Sylvain Morey Chassagne-Montrachet Blanc 2019
About the wine:
Made from two parcels just below the village (Meix Goudard and Les Pierres) and comprising just .21 hectares between the two of them, this wine in its total production is just a bit more than 100 cases a year. Elevage is done in barrel, with about 25% being new. About 25 cases a year are available for the US market.
• Appellation: AOC Chassagne-Montrachet
• Encépagement: Chardonnay (100%)
In The Vineyard:
• Parcel Names, Slopes, and Locations: From .47 ha (11 ouvrées) of vines in La Bergerie lieu-dit, .11 ha in the Petit Clos lieu-dit, and .11 ha in the Pierres lieu-dit, all surrounding Chassagne.
• Soil Types and Compositions: Limestone-clay
• Vine Age, Training, and Density: Trained in Guyot and planted in 1959, 1974, and 1997 at 10,000 vines/ha • Average Yields: 55 hl/ha
• Average Harvest Date and Type: Manual harvest, early-mid September
In The Cellar:
• Fermentation: Wine ferments spontaneously in 350-l oak barrels (20% new)
• Pressing: Pneumatic, whole-cluster direct pressing
• Time on Lees: Wine remains on its lees until assemblage prior to bottling

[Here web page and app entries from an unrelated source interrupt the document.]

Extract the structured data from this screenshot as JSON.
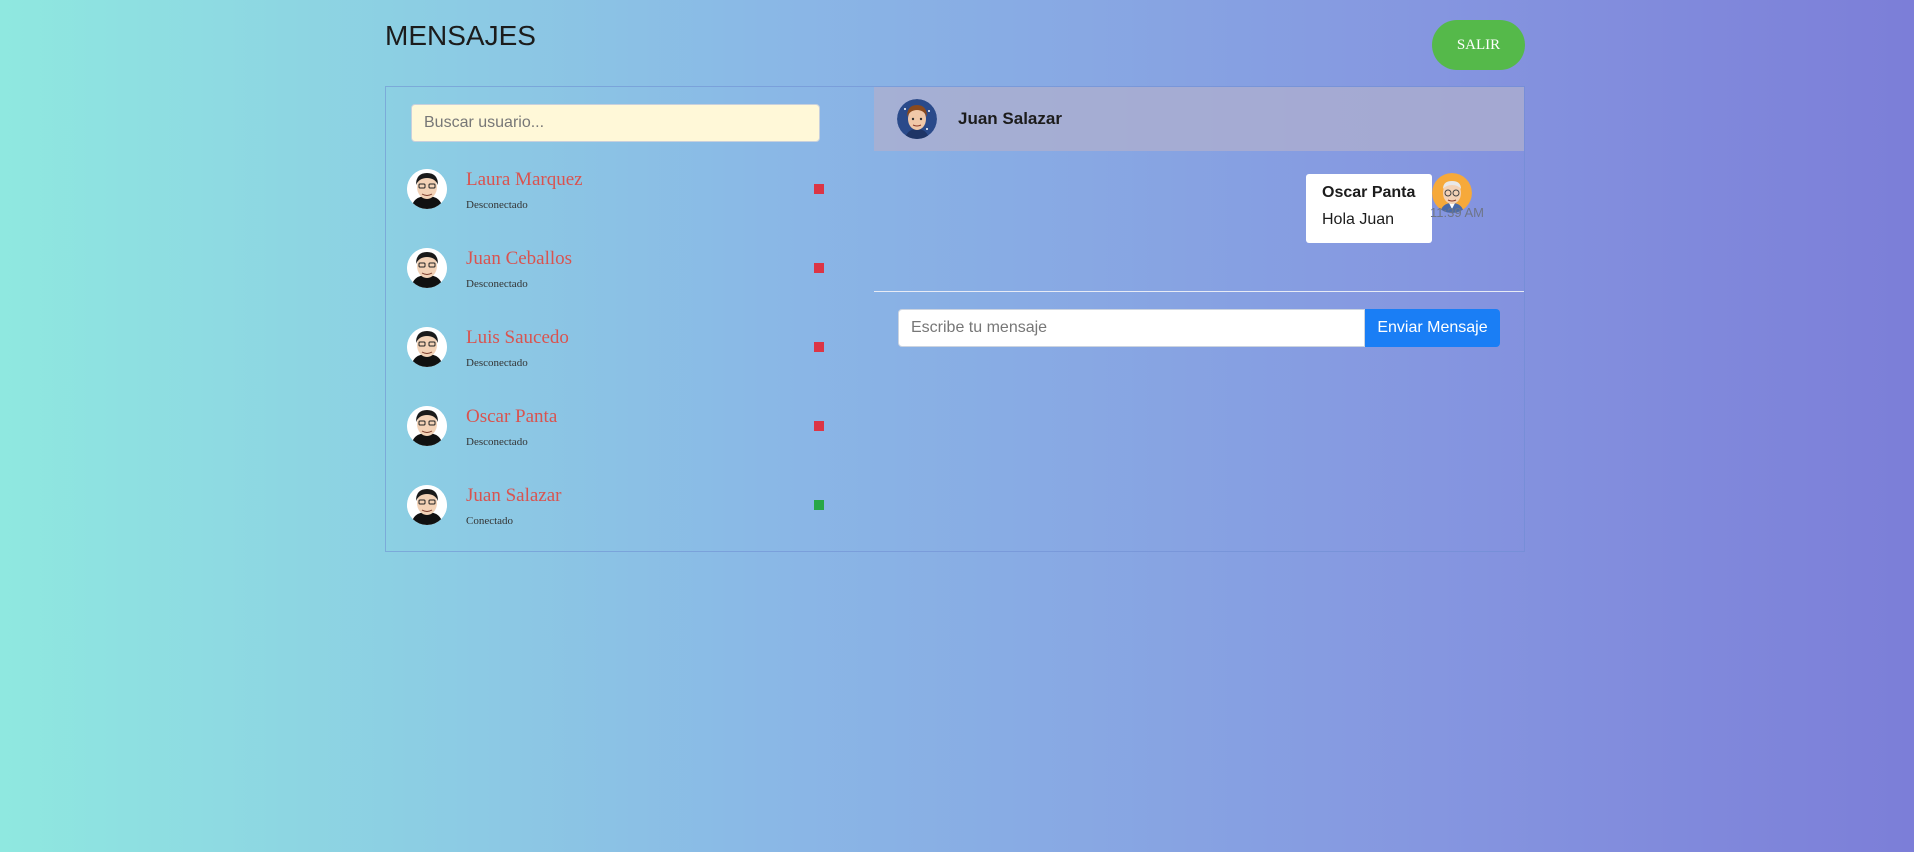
{
  "header": {
    "title": "MENSAJES",
    "logout_label": "SALIR"
  },
  "search": {
    "placeholder": "Buscar usuario..."
  },
  "users": [
    {
      "name": "Laura Marquez",
      "status": "Desconectado",
      "online": false
    },
    {
      "name": "Juan Ceballos",
      "status": "Desconectado",
      "online": false
    },
    {
      "name": "Luis Saucedo",
      "status": "Desconectado",
      "online": false
    },
    {
      "name": "Oscar Panta",
      "status": "Desconectado",
      "online": false
    },
    {
      "name": "Juan Salazar",
      "status": "Conectado",
      "online": true
    }
  ],
  "conversation": {
    "contact_name": "Juan Salazar",
    "messages": [
      {
        "sender": "Oscar Panta",
        "text": "Hola Juan",
        "time": "11:39 AM"
      }
    ],
    "compose_placeholder": "Escribe tu mensaje",
    "send_label": "Enviar Mensaje"
  },
  "colors": {
    "online": "#28a745",
    "offline": "#dc3545",
    "logout": "#55b94a",
    "send": "#1a7ef5",
    "user_name": "#d9534f"
  },
  "icons": {
    "user_avatar": "cartoon-man-avatar-icon",
    "contact_avatar": "cartoon-boy-avatar-icon",
    "sender_avatar": "cartoon-elder-avatar-icon"
  }
}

• Malolactic Fermentation: Spontaneous, in barrel in the spring
• Élevage: 16 months in 350-l oak barrels (20% new) followed by 2 months in stainless-steel tanks
• Press Wine: Blended after pressing
• Fining and Filtration: Fined with Casein and unfiltered
• Sulfur: Applied at harvest, during élevage, and at bottling, 20-25 mg/l free
In The Glass:
The Domaine’s village Chassagne comes from Les Pierres, Le Pe- tit Clos, and, since 2017, La Bergerie. La Bergerie contributes acidic structure and freshness to the ripe and rich fruit from Le Petit Clos. Les Pierres, located further down on the plain, brings power and concentration. The blend of these three sites allows the taster complete view of Chassagne’s terroir, one that gives round, powerful yet tense wines of great longevity.
About the producer:
Two of the hallmarks of Burgundy are the minuscule size and the fractured distribution of the small domains that line the Cote d’Or. Centuries of division by inheritance and often family discord have fractured once-larger land holdings into microscopic parcels. Domains have become so small (and their fractured holding so atomic) that it is has become doubtful how these domains can continue to be passed down to the next generation. In the case of Domaine Sylvain Morey, this difficult tradition continues with the dissolution of Domaine Jean-Marc Morey. Jean-Marc’s son Sylvain and his sister Caroline split their father’s holdings in 2014, making this already small family domaine much smaller. (Domaine Jean-Marc Morey was founded in 1981 when Domaine Albert Morey was split between his two sons Jean-Marc and Bernard.) We feel fortunate to continue our relationship with these familiar family parcels, however small they may be, through the impressive and thoughtful work of Sylvain.